As Lord Muto and Tarte battle for election victory, the young Mackenzie King is an easily-influenced accomplice. Throughout the film his political affiliation shifts to match his current love interest: his infatuation for Muto’s British nationalist daughter Ruby is displaced by French-Canadian Nurse Lapointe, who introduces King to Tarte’s utopian ideals.

The Twentieth Century (2019)

One particularly apocryphal addition to King’s history is an obsessive fetish for women’s boots; his deeply felt shame for this form of sexual desire is symbolised by an ejaculating cactus in the corner of his childhood bedroom, which eventually decomposes into a festering pile of sludge.

Rankin’s aesthetic influences are remarkably varied but never messily combined: the angular sets representing the snowy Canadian landscape are pure German expressionism; Lord Muto’s totalitarian rallies combine Orwell, Riefenstahl and Soviet constructivism in a megamix of megalomania; the humour is Monty Python meets The Mighty Boosh, and the tone deliriously absurdist whilst simultaneously mimicking the colonialist ‘objectivity’ of Pathé newsreels. The approach may sound scattergun but the resulting work is intricately and carefully crafted, right down to the scuzzy graininess of the 16mm and super 8 film stock.

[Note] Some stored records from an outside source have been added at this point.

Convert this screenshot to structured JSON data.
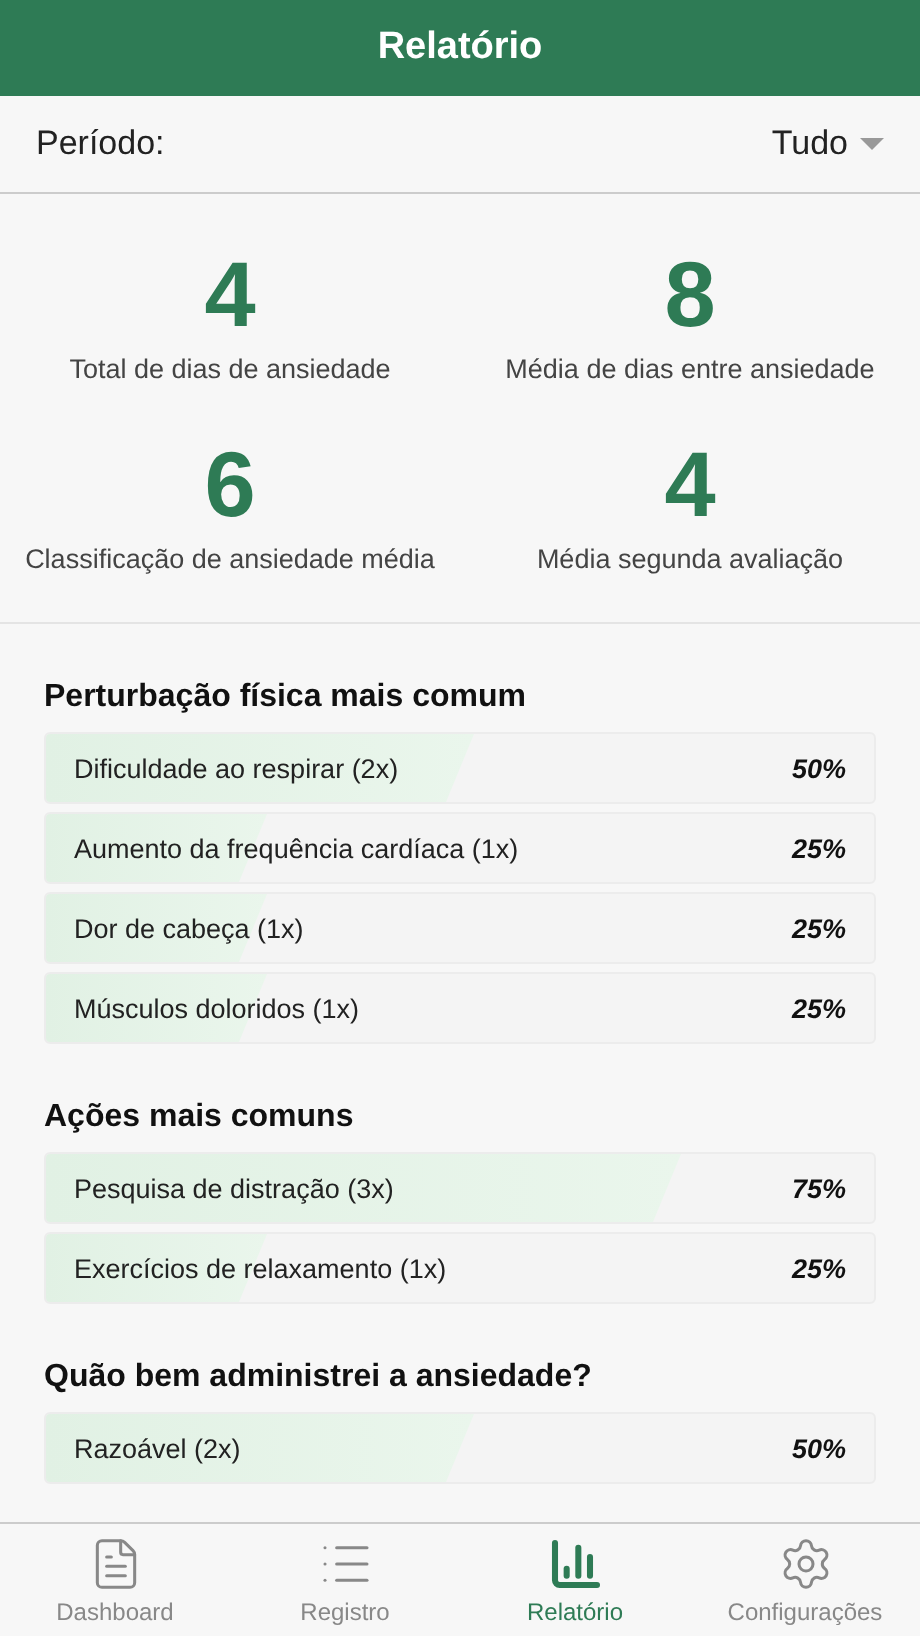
{
  "header": {
    "title": "Relatório"
  },
  "period": {
    "label": "Período:",
    "value": "Tudo"
  },
  "stats": [
    {
      "value": "4",
      "label": "Total de dias de ansiedade"
    },
    {
      "value": "8",
      "label": "Média de dias entre ansiedade"
    },
    {
      "value": "6",
      "label": "Classificação de ansiedade média"
    },
    {
      "value": "4",
      "label": "Média segunda avaliação"
    }
  ],
  "sections": [
    {
      "title": "Perturbação física mais comum",
      "rows": [
        {
          "label": "Dificuldade ao respirar (2x)",
          "percent": "50%",
          "level": 0.5
        },
        {
          "label": "Aumento da frequência cardíaca (1x)",
          "percent": "25%",
          "level": 0.25
        },
        {
          "label": "Dor de cabeça (1x)",
          "percent": "25%",
          "level": 0.25
        },
        {
          "label": "Músculos doloridos (1x)",
          "percent": "25%",
          "level": 0.25
        }
      ]
    },
    {
      "title": "Ações mais comuns",
      "rows": [
        {
          "label": "Pesquisa de distração (3x)",
          "percent": "75%",
          "level": 0.75
        },
        {
          "label": "Exercícios de relaxamento (1x)",
          "percent": "25%",
          "level": 0.25
        }
      ]
    },
    {
      "title": "Quão bem administrei a ansiedade?",
      "rows": [
        {
          "label": "Razoável (2x)",
          "percent": "50%",
          "level": 0.5
        }
      ]
    }
  ],
  "tabs": [
    {
      "label": "Dashboard",
      "kind": "doc",
      "selected": false
    },
    {
      "label": "Registro",
      "kind": "list",
      "selected": false
    },
    {
      "label": "Relatório",
      "kind": "chart",
      "selected": true
    },
    {
      "label": "Configurações",
      "kind": "gear",
      "selected": false
    }
  ]
}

The Twentieth Century will not be to everyone’s taste but for fans it is destined to become a cult classic. With delightfully memorable dialogue, including King’s catchphrase (“Sure as a winter’s day in spring”) and repeated references to “upstanding Canadian members”, this is a film that will inevitably leave a legacy of raucous quote-along midnight screenings.

Further reading